5,264 Miles Away

5,264 miles was the distance between my original home in the U.S. and my new home in the U.K. In the first few weeks of my study abroad experience, I was constantly reminded of this distance as I had no one from home to help me make the adjustment. I was also reminded of this distance when other study abroad students from mainland Europe seemed to have visitors from home every other week. The flight to London from most of Western Europe is about 1 hour, so having visitors is quite easy. Once again, this was a time of mixed emotions. Some days, I was so busy exploring my new home and making new friends that I didn’t even think about my family. Other days I wanted nothing more than be with my family, sleep in my own bed, and enjoy my mother’s cooking. Unlike my European friends, the only way I could stay connected with my family in the U.S. was through phone and video calls. At first, I called home every day, but as I eventually began to settle into my new home, and became comfortable with my new living arrangements and new friends, the calls became less frequent and the homesickness began to fade.

Staying Connected

In today’s globalized world, staying connected has never been easier, making the physical distance almost irrelevant. There was a variety of ways that I stayed connected with my family back home, and it was this connection to my home that allowed me to fully enjoy my study abroad experience. The easiest and most frequent method of communication was through apps like WhatsApp or Zoom. Simply sending or receiving little things with my family through text made a big difference. I would often receive texts from my family about local news events, family updates, or even pictures of the Halloween decorations they put up. It was these little reminders of home that kept me from missing them too much. In addition to texting, using the facetime feature on these apps was also a great way to “see” each other and stay connected. While I enjoyed being updated on things going on at home, it was also important for my family to keep up with everything I was doing. My mom created a shared photo album in Shutterfly where I could upload photos from my experience, allowing my family to see everything I was doing, and enjoy those same experiences vicariously. Beyond photos, my family also sent me a “care package” in the mail. It included things that reminded me of home: some of my favorite foods and snacks, some U.S. magazines, and some physical photos I could keep on my desk.

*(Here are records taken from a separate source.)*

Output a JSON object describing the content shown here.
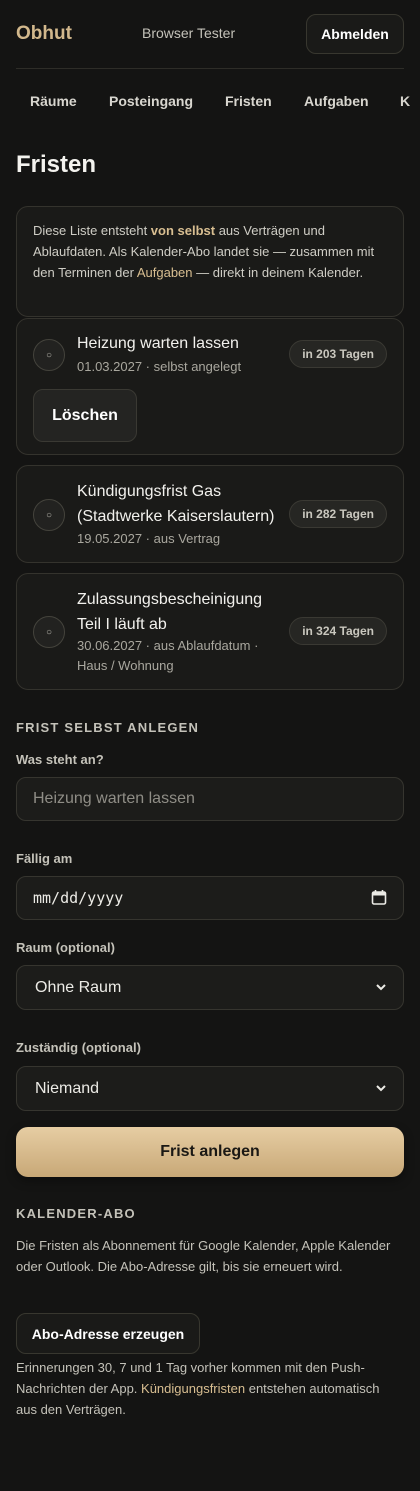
{
  "header": {
    "logo": "Obhut",
    "user": "Browser Tester",
    "logout_label": "Abmelden"
  },
  "nav": {
    "items": [
      "Räume",
      "Posteingang",
      "Fristen",
      "Aufgaben",
      "K"
    ]
  },
  "page": {
    "title": "Fristen"
  },
  "info": {
    "t1": "Diese Liste entsteht ",
    "b1": "von selbst",
    "t2": " aus Verträgen und Ablaufdaten. Als Kalender-Abo landet sie — zusammen mit den Terminen der ",
    "link": "Aufgaben",
    "t3": " — direkt in deinem Kalender."
  },
  "deadlines": [
    {
      "title": "Heizung warten lassen",
      "meta": "01.03.2027 · selbst angelegt",
      "badge": "in 203 Tagen",
      "delete_label": "Löschen"
    },
    {
      "title": "Kündigungsfrist Gas (Stadtwerke Kaiserslautern)",
      "meta": "19.05.2027 · aus Vertrag",
      "badge": "in 282 Tagen"
    },
    {
      "title": "Zulassungsbescheinigung Teil I läuft ab",
      "meta": "30.06.2027 · aus Ablaufdatum · Haus / Wohnung",
      "badge": "in 324 Tagen"
    }
  ],
  "form": {
    "heading": "FRIST SELBST ANLEGEN",
    "what_label": "Was steht an?",
    "what_placeholder": "Heizung warten lassen",
    "due_label": "Fällig am",
    "due_value": "mm/dd/yyyy",
    "room_label": "Raum (optional)",
    "room_value": "Ohne Raum",
    "owner_label": "Zuständig (optional)",
    "owner_value": "Niemand",
    "submit_label": "Frist anlegen"
  },
  "calendar": {
    "heading": "KALENDER-ABO",
    "text": "Die Fristen als Abonnement für Google Kalender, Apple Kalender oder Outlook. Die Abo-Adresse gilt, bis sie erneuert wird.",
    "button_label": "Abo-Adresse erzeugen",
    "note_t1": "Erinnerungen 30, 7 und 1 Tag vorher kommen mit den Push-Nachrichten der App. ",
    "note_link": "Kündigungsfristen",
    "note_t2": " entstehen automatisch aus den Verträgen."
  },
  "icons": {
    "status_circle": "circle-icon",
    "calendar": "calendar-icon",
    "chevron": "chevron-down-icon"
  },
  "colors": {
    "background": "#141413",
    "accent": "#d8be91",
    "button_gradient_top": "#e6cda3",
    "button_gradient_bottom": "#c8a877"
  }
}
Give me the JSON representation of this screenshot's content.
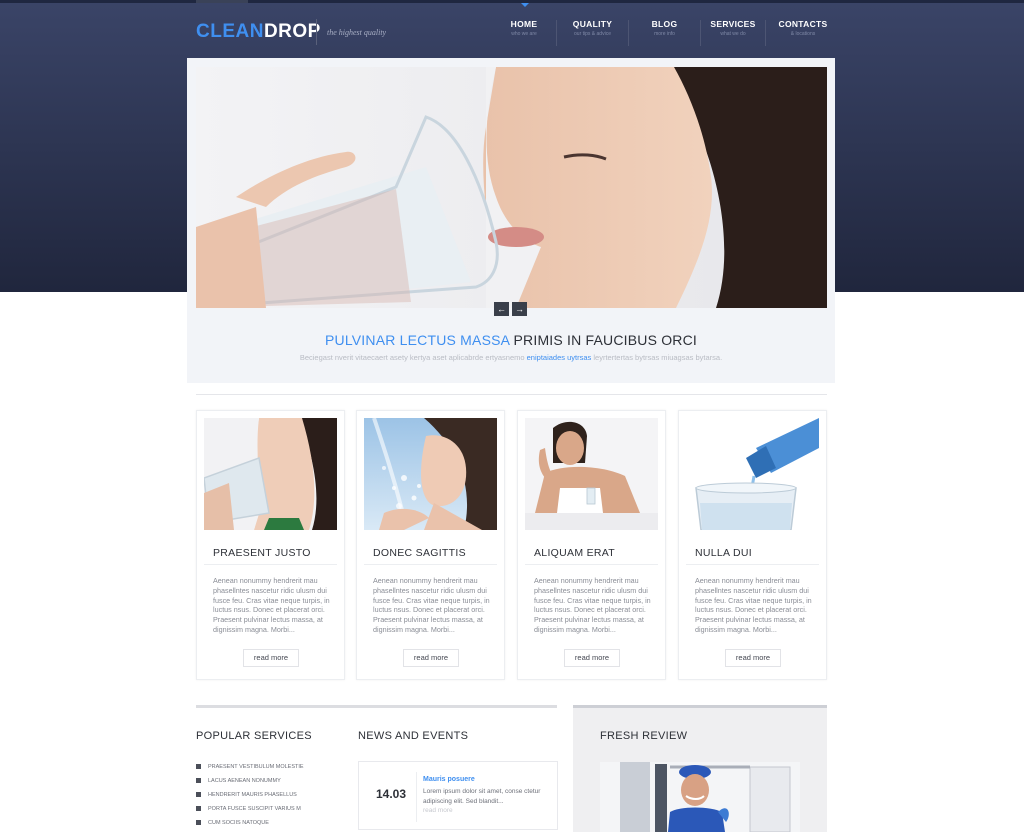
{
  "brand": {
    "logo_a": "CLEAN",
    "logo_b": "DROP",
    "tagline": "the highest quality"
  },
  "nav": [
    {
      "label": "HOME",
      "sub": "who we are",
      "active": true
    },
    {
      "label": "QUALITY",
      "sub": "our tips & advice",
      "active": false
    },
    {
      "label": "BLOG",
      "sub": "more info",
      "active": false
    },
    {
      "label": "SERVICES",
      "sub": "what we do",
      "active": false
    },
    {
      "label": "CONTACTS",
      "sub": "& locations",
      "active": false
    }
  ],
  "slider": {
    "prev": "←",
    "next": "→"
  },
  "intro": {
    "title_hl": "PULVINAR LECTUS MASSA",
    "title_rest": "PRIMIS IN FAUCIBUS ORCI",
    "text_a": "Beciegast nverit vitaecaert asety kertya aset aplicabrde ertyasnemo",
    "text_hl": "eniptaiades uytrsas",
    "text_b": "leyrtertertas bytrsas miuagsas bytarsa."
  },
  "cards": [
    {
      "title": "PRAESENT JUSTO",
      "text": "Aenean nonummy hendrerit mau phasellntes nascetur ridic ulusm dui fusce feu. Cras vitae neque turpis, in luctus nsus. Donec et placerat orci. Praesent pulvinar lectus massa, at dignissim magna. Morbi...",
      "button": "read more",
      "image": "woman-drinking-water"
    },
    {
      "title": "DONEC SAGITTIS",
      "text": "Aenean nonummy hendrerit mau phasellntes nascetur ridic ulusm dui fusce feu. Cras vitae neque turpis, in luctus nsus. Donec et placerat orci. Praesent pulvinar lectus massa, at dignissim magna. Morbi...",
      "button": "read more",
      "image": "woman-water-splash"
    },
    {
      "title": "ALIQUAM ERAT",
      "text": "Aenean nonummy hendrerit mau phasellntes nascetur ridic ulusm dui fusce feu. Cras vitae neque turpis, in luctus nsus. Donec et placerat orci. Praesent pulvinar lectus massa, at dignissim magna. Morbi...",
      "button": "read more",
      "image": "woman-with-glass"
    },
    {
      "title": "NULLA DUI",
      "text": "Aenean nonummy hendrerit mau phasellntes nascetur ridic ulusm dui fusce feu. Cras vitae neque turpis, in luctus nsus. Donec et placerat orci. Praesent pulvinar lectus massa, at dignissim magna. Morbi...",
      "button": "read more",
      "image": "bottle-pouring-water"
    }
  ],
  "popular": {
    "title": "POPULAR SERVICES",
    "items": [
      "PRAESENT VESTIBULUM MOLESTIE",
      "LACUS AENEAN NONUMMY",
      "HENDRERIT MAURIS PHASELLUS",
      "PORTA FUSCE SUSCIPIT VARIUS M",
      "CUM SOCIIS NATOQUE"
    ]
  },
  "news": {
    "title": "NEWS AND EVENTS",
    "date": "14.03",
    "item_title": "Mauris posuere",
    "item_text": "Lorem ipsum dolor sit amet, conse ctetur adipiscing elit. Sed blandit...",
    "more": "read more"
  },
  "review": {
    "title": "FRESH REVIEW",
    "image": "plumber-portrait"
  },
  "colors": {
    "accent": "#3f8ff0",
    "header": "#2a3150",
    "text": "#2d3037"
  }
}
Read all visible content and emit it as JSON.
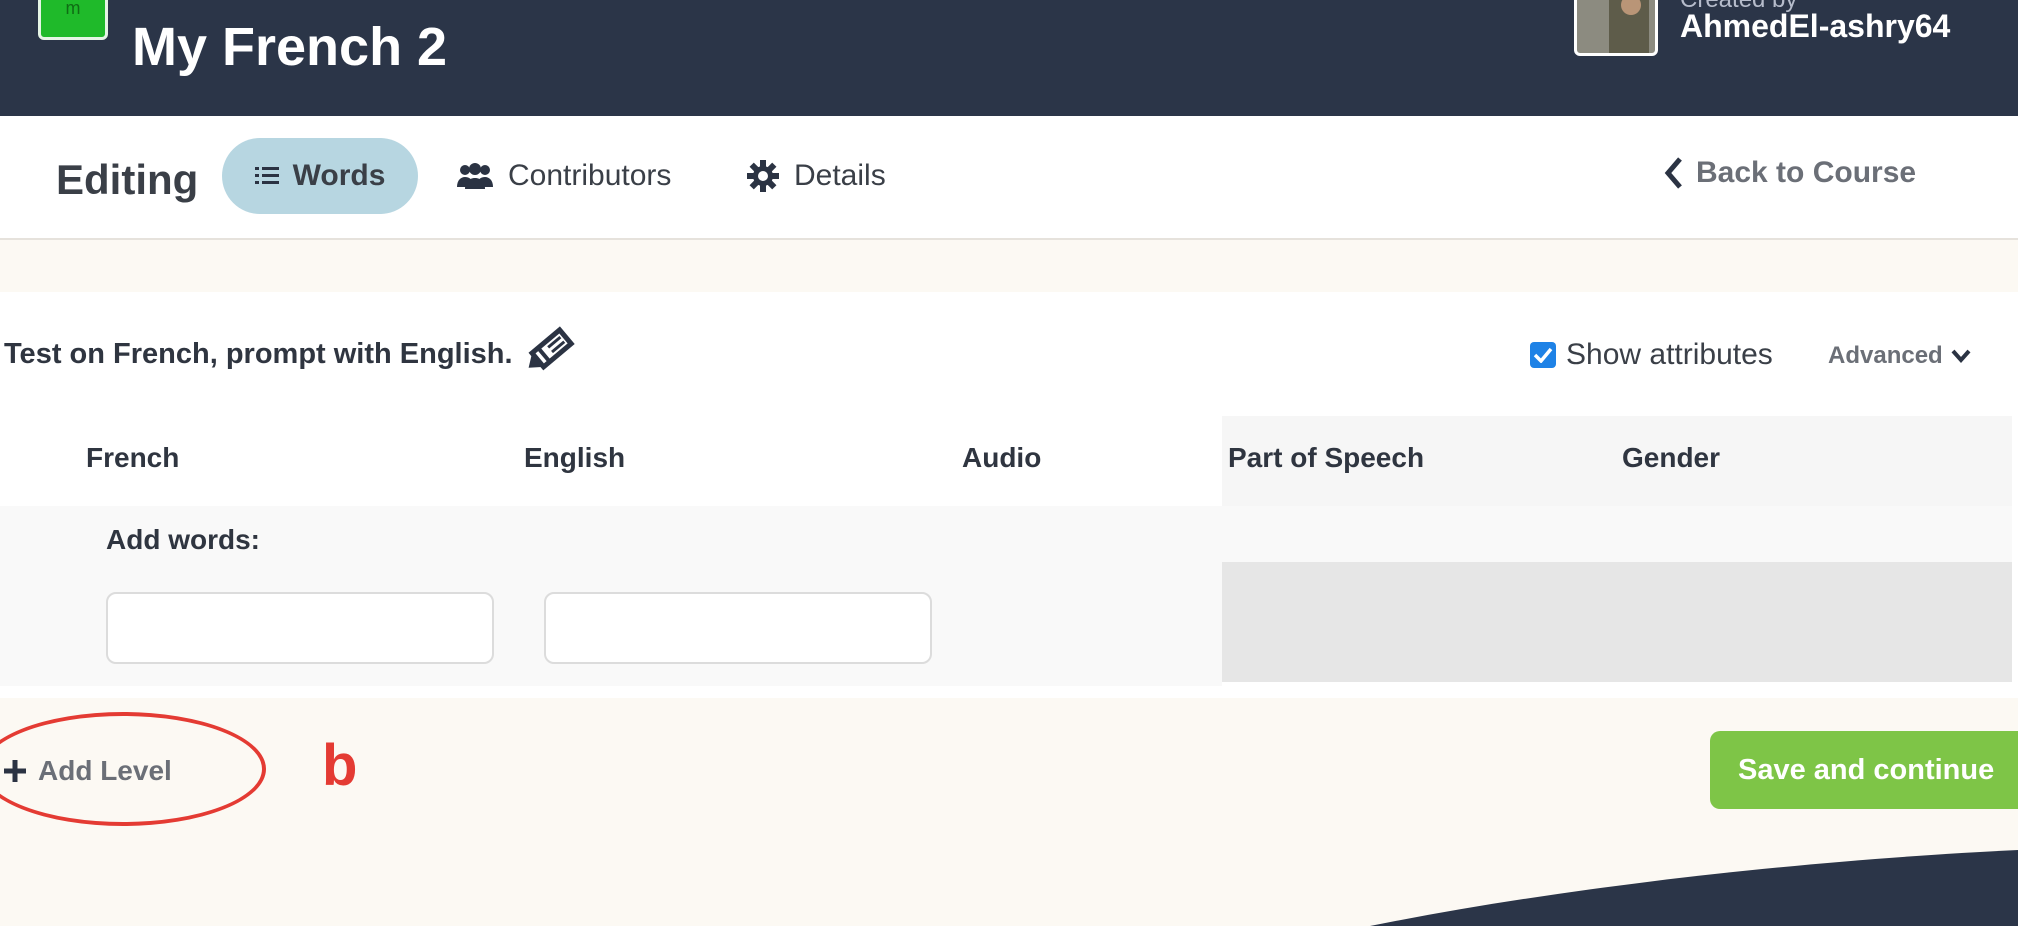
{
  "header": {
    "logo_text": "m",
    "course_title": "My French 2",
    "created_by_label": "Created by",
    "creator_name": "AhmedEl-ashry64"
  },
  "tabs": {
    "editing_label": "Editing",
    "words": "Words",
    "contributors": "Contributors",
    "details": "Details",
    "back": "Back to Course"
  },
  "panel": {
    "prompt_text": "Test on French, prompt with English.",
    "show_attributes_label": "Show attributes",
    "show_attributes_checked": true,
    "advanced_label": "Advanced",
    "columns": [
      "French",
      "English",
      "Audio",
      "Part of Speech",
      "Gender"
    ],
    "add_words_label": "Add words:",
    "french_input_value": "",
    "english_input_value": ""
  },
  "actions": {
    "add_level": "Add Level",
    "save_continue": "Save and continue"
  },
  "annotation": {
    "label": "b",
    "color": "#e43b33"
  },
  "colors": {
    "header_bg": "#2b3548",
    "active_tab_bg": "#b7d6e1",
    "save_button_bg": "#7ec547",
    "checkbox_blue": "#1e82e6",
    "page_bg": "#fcf9f3"
  }
}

Thankfully, despite the long and expensive flight, my aunt and sister were able to come to London and visit me. The week of their visit could not have been timed better: Thanksgiving week. Thanksgiving can be an especially difficult time for study abroad students from the U.S., as it is not celebrated in much of the world. However, we were lucky enough to find a restaurant in London which served a traditional American Thanksgiving meal. I was also able to show them some of my favorite spots around London. Spending this time with my aunt and sister made me appreciate everything I have back home, as well as all of the new things I have been able to enjoy throughout this study abroad experience. I have made some new very close friends in London, but no one has your back like family, so maintaining that relationship with them is essential during a study abroad. Spending this time away from my family has made me love and appreciate them even more.

Shane Crawford is a Finance major at Babson College and studied abroad with IFSA at the University of Westminster in the UK in Fall 2021. He is a recipient of the IFSA First Generation College Student Scholarship